● **EXERCISE GOAL**:
Identify and copy all lines of the material where the string "벅종원킹님" is found.

START RAW DATA

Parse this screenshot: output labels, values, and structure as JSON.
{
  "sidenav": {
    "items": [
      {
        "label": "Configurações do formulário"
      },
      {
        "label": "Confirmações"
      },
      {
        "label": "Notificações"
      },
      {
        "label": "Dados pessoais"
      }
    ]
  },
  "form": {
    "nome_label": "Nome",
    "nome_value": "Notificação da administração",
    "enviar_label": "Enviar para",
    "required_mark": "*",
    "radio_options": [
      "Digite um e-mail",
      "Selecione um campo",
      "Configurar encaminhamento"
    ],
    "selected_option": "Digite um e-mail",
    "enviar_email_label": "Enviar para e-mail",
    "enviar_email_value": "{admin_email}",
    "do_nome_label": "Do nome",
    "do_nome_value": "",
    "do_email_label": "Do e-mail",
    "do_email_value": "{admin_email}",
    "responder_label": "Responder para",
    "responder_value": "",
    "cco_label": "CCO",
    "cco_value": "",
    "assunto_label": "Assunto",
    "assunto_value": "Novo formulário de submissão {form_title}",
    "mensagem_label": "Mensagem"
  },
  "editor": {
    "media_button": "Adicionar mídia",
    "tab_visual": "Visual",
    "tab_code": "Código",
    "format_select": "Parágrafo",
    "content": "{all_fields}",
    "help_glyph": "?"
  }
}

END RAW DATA
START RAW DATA

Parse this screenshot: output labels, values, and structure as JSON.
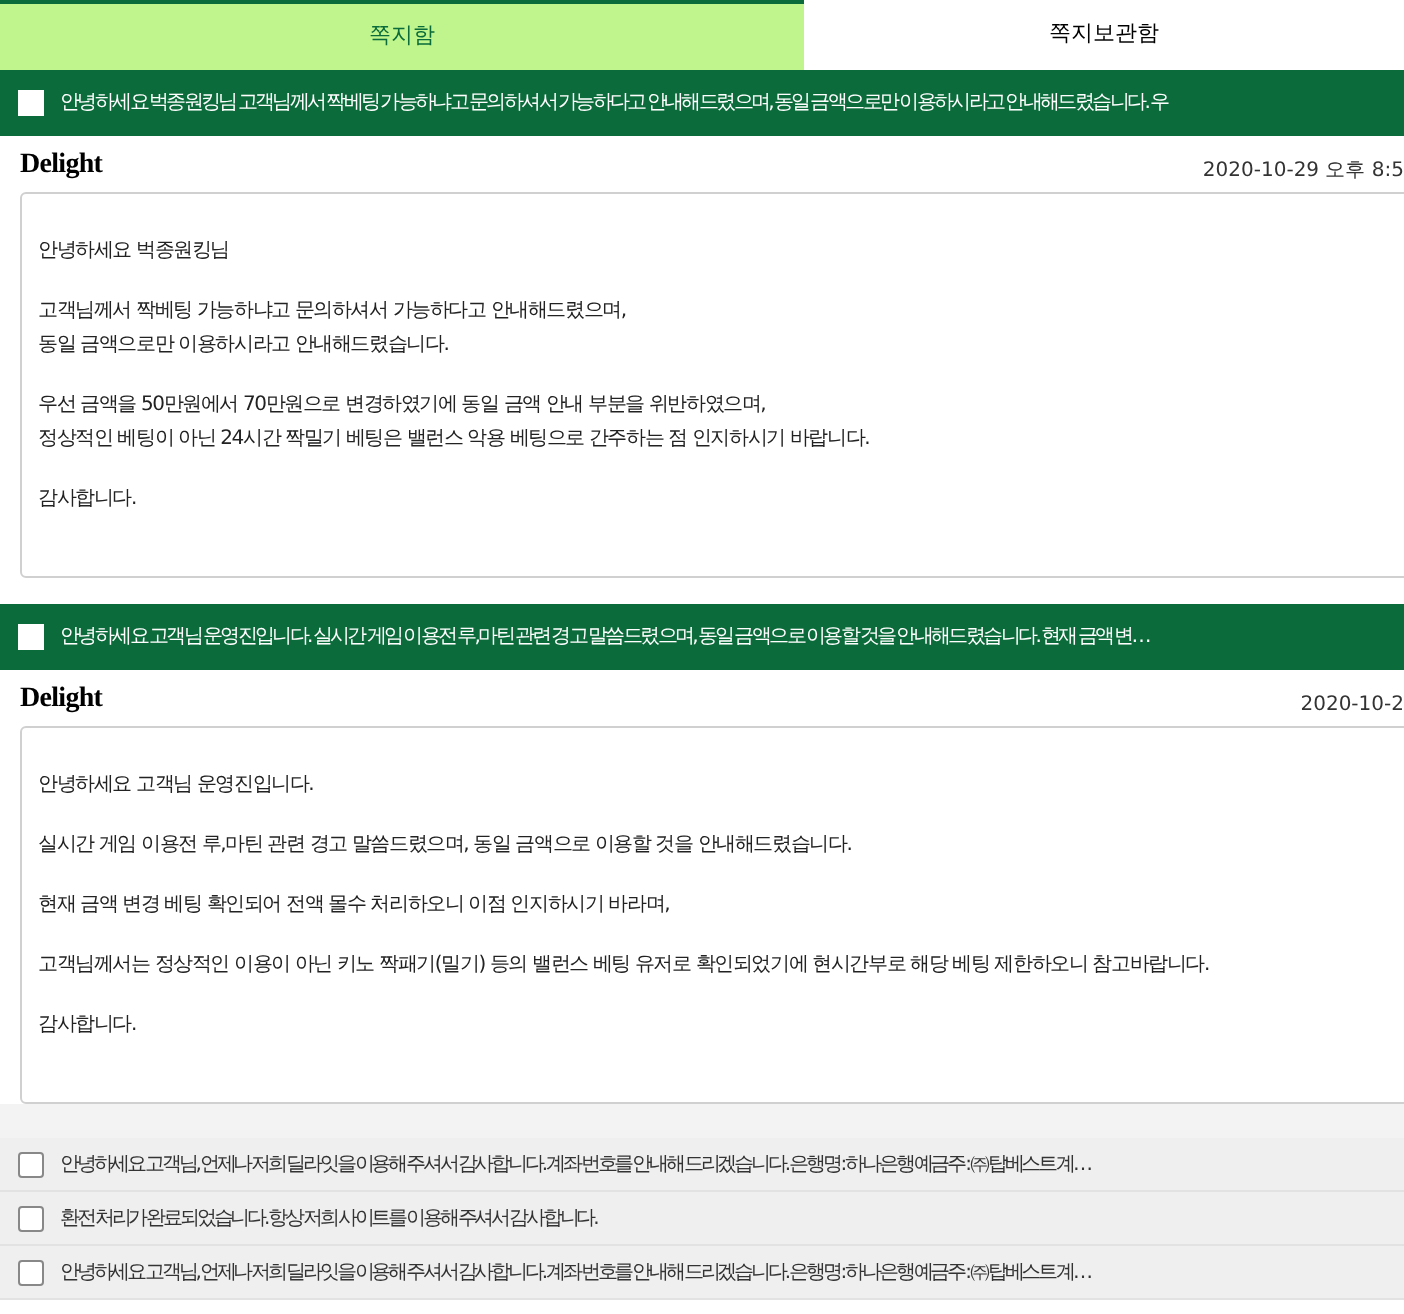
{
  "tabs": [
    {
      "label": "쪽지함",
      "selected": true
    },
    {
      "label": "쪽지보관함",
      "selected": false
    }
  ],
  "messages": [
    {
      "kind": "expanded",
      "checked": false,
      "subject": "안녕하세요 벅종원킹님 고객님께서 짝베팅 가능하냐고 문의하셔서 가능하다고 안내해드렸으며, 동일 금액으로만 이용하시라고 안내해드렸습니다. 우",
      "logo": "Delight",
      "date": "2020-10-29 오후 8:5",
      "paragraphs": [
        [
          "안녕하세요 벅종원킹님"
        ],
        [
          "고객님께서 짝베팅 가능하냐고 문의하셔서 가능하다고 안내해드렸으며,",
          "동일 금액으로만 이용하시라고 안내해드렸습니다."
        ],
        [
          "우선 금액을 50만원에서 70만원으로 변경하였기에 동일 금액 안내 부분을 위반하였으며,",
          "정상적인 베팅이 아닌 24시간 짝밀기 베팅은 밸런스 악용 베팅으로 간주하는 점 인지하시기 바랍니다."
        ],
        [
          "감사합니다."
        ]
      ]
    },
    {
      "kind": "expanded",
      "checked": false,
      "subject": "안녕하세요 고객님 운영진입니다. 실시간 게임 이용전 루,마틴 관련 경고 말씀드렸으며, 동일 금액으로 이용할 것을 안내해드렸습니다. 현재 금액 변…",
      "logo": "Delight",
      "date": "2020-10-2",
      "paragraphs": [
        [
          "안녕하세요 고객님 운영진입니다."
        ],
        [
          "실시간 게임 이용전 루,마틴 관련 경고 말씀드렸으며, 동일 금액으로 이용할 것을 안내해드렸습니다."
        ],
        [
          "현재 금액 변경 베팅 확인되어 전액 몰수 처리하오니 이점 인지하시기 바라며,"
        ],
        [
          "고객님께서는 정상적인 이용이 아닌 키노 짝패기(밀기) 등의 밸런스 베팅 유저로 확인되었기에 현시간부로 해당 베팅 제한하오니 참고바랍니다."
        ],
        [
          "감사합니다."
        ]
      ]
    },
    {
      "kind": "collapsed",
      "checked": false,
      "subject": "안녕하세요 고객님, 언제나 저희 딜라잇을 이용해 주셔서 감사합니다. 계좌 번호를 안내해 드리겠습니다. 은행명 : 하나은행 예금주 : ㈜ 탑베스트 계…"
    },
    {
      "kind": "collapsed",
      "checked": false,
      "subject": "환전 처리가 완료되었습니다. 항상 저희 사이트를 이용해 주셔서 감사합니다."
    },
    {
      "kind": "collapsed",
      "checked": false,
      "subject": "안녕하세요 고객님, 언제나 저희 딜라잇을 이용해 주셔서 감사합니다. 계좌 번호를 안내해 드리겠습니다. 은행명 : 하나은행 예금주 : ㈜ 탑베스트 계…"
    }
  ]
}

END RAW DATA

● **RESPONSE TO THIS EXERCISE**:
      "subject": "안녕하세요 벅종원킹님 고객님께서 짝베팅 가능하냐고 문의하셔서 가능하다고 안내해드렸으며, 동일 금액으로만 이용하시라고 안내해드렸습니다. 우",
          "안녕하세요 벅종원킹님"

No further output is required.